Dataset rows describing interfaces:
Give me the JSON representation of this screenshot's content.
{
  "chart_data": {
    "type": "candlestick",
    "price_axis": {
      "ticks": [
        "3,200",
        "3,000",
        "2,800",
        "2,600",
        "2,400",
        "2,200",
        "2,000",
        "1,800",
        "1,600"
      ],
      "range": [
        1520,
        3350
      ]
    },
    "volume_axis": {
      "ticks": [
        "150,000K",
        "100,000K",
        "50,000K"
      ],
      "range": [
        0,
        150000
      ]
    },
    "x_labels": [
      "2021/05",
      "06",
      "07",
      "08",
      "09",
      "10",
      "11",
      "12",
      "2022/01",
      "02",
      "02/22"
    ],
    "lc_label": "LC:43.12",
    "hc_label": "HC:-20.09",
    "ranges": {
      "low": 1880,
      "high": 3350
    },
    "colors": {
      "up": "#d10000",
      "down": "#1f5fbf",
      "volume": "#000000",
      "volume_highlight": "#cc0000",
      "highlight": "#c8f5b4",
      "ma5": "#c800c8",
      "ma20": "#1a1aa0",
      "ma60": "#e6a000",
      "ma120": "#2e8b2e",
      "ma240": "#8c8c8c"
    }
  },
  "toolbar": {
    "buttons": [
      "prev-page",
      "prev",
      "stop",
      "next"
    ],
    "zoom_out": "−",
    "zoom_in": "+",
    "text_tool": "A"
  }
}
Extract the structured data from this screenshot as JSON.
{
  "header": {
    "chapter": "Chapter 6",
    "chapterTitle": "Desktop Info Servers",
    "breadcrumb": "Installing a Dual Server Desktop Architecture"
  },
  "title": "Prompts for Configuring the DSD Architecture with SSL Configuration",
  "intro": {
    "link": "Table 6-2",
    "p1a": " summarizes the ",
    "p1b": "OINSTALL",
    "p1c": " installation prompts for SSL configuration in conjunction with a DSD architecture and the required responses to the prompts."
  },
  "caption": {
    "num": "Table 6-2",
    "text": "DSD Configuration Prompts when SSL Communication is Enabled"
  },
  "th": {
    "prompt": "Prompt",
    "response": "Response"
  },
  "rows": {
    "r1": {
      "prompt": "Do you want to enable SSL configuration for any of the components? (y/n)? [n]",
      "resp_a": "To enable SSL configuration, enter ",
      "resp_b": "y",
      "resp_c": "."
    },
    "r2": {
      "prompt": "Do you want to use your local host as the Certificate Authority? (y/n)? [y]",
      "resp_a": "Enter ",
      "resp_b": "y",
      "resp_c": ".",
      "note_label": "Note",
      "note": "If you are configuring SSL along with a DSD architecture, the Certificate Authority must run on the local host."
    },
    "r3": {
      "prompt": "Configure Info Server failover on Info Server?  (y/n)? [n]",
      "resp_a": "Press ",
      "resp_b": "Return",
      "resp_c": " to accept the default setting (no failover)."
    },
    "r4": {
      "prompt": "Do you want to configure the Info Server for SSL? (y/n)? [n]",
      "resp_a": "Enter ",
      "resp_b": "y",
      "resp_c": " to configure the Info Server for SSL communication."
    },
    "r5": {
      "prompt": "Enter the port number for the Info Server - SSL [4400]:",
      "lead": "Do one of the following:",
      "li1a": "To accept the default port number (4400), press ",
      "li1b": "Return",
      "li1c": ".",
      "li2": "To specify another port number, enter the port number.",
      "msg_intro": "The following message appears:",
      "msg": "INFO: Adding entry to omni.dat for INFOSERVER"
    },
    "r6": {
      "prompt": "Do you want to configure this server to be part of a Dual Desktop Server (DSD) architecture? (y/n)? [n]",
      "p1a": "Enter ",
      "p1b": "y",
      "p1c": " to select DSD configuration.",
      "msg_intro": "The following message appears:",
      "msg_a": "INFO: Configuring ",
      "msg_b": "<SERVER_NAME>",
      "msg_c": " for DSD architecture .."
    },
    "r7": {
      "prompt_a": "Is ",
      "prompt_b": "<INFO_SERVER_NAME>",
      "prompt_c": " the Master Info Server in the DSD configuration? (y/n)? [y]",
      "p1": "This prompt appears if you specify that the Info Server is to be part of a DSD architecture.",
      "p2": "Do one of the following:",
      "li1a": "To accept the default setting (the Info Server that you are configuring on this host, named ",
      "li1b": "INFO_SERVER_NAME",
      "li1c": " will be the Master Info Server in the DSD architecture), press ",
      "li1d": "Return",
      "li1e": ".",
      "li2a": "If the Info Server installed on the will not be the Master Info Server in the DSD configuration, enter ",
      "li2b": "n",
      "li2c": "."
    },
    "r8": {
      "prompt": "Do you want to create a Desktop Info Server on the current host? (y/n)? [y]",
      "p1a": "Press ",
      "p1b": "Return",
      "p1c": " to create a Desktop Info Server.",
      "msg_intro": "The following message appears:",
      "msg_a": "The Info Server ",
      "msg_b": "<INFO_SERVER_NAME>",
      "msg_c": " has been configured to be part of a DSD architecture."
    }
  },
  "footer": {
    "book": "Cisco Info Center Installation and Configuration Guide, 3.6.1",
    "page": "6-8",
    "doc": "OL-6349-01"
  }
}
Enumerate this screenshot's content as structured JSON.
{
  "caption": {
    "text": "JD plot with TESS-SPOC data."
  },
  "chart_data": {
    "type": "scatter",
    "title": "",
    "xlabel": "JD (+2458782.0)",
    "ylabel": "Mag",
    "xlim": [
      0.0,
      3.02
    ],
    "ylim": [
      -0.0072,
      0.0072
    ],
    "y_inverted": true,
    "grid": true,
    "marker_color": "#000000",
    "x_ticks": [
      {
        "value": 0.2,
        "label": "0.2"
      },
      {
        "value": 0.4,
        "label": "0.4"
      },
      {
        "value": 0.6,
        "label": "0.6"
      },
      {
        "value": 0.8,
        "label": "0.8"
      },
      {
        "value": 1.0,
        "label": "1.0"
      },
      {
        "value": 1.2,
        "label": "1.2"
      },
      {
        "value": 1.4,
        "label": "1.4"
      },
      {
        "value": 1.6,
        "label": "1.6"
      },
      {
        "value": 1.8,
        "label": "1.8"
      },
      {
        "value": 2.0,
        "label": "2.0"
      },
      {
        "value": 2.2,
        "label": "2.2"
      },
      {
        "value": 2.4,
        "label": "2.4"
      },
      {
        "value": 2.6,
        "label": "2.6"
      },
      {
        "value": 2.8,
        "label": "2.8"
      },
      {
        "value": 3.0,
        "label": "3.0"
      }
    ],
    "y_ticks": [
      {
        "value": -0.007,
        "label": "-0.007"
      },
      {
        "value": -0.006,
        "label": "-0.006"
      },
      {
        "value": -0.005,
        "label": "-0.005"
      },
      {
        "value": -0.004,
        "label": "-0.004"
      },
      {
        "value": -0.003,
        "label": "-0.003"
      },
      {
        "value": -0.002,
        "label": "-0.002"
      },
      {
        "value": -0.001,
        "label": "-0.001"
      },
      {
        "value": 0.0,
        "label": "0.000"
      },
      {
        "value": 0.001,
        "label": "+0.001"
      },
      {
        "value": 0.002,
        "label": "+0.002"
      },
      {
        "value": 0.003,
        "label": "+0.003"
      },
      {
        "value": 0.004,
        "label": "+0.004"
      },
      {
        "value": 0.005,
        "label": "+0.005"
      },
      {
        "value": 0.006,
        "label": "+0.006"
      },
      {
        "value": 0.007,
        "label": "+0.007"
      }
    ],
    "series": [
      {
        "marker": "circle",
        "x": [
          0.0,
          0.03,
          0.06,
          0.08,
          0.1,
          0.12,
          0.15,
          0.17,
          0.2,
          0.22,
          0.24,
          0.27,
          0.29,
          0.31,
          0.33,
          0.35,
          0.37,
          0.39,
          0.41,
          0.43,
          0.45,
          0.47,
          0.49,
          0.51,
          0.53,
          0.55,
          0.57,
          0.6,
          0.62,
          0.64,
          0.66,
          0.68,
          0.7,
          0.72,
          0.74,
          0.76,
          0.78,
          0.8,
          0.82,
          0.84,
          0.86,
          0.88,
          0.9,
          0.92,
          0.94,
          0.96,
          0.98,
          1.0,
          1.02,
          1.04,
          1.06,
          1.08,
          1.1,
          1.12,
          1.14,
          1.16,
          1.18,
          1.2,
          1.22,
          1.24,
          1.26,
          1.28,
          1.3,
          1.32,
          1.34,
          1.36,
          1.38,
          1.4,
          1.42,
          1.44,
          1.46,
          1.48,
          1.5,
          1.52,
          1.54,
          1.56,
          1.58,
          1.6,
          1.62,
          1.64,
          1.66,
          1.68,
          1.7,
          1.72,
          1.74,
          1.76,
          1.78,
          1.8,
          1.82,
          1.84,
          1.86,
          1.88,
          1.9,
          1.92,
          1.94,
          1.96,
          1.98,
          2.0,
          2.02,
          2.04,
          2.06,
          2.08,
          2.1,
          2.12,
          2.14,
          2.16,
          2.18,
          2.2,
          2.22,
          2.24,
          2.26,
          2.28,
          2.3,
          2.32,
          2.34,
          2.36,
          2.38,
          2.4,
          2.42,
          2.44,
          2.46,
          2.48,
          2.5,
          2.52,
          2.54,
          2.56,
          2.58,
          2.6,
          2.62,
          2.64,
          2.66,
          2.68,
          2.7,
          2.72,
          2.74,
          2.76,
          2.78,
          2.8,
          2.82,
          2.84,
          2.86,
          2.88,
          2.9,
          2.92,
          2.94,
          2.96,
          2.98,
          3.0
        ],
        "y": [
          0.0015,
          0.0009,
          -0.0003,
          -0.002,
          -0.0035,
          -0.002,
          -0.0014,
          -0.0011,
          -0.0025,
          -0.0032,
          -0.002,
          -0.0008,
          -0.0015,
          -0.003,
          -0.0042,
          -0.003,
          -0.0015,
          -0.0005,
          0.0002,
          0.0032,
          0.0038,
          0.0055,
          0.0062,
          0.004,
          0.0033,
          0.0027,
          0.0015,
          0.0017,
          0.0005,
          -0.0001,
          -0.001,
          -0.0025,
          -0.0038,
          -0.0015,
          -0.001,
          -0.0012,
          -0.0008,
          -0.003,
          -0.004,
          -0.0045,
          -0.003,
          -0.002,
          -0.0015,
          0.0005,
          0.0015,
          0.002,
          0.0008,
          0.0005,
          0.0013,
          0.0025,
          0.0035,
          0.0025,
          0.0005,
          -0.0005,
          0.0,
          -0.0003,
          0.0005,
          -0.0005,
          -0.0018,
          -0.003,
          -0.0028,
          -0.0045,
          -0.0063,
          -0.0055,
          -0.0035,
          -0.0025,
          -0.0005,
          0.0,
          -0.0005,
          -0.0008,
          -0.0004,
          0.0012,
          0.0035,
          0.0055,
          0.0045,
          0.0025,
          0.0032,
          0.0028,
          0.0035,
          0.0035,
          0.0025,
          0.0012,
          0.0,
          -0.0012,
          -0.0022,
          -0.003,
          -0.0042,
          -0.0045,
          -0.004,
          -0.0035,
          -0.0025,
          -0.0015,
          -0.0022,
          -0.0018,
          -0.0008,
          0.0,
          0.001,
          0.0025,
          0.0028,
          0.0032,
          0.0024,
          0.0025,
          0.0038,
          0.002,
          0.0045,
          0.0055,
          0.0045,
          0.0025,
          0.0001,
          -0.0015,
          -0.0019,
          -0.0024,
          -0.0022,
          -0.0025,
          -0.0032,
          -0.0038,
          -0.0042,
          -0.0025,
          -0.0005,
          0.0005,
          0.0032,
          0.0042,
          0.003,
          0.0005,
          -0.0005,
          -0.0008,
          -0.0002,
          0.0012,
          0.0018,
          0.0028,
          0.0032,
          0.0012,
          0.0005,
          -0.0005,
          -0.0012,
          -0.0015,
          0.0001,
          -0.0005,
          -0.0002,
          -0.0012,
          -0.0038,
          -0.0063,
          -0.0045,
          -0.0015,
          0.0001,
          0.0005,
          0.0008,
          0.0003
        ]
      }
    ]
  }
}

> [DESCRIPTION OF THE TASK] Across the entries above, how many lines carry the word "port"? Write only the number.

> [PROBLEM SOLUTION] 3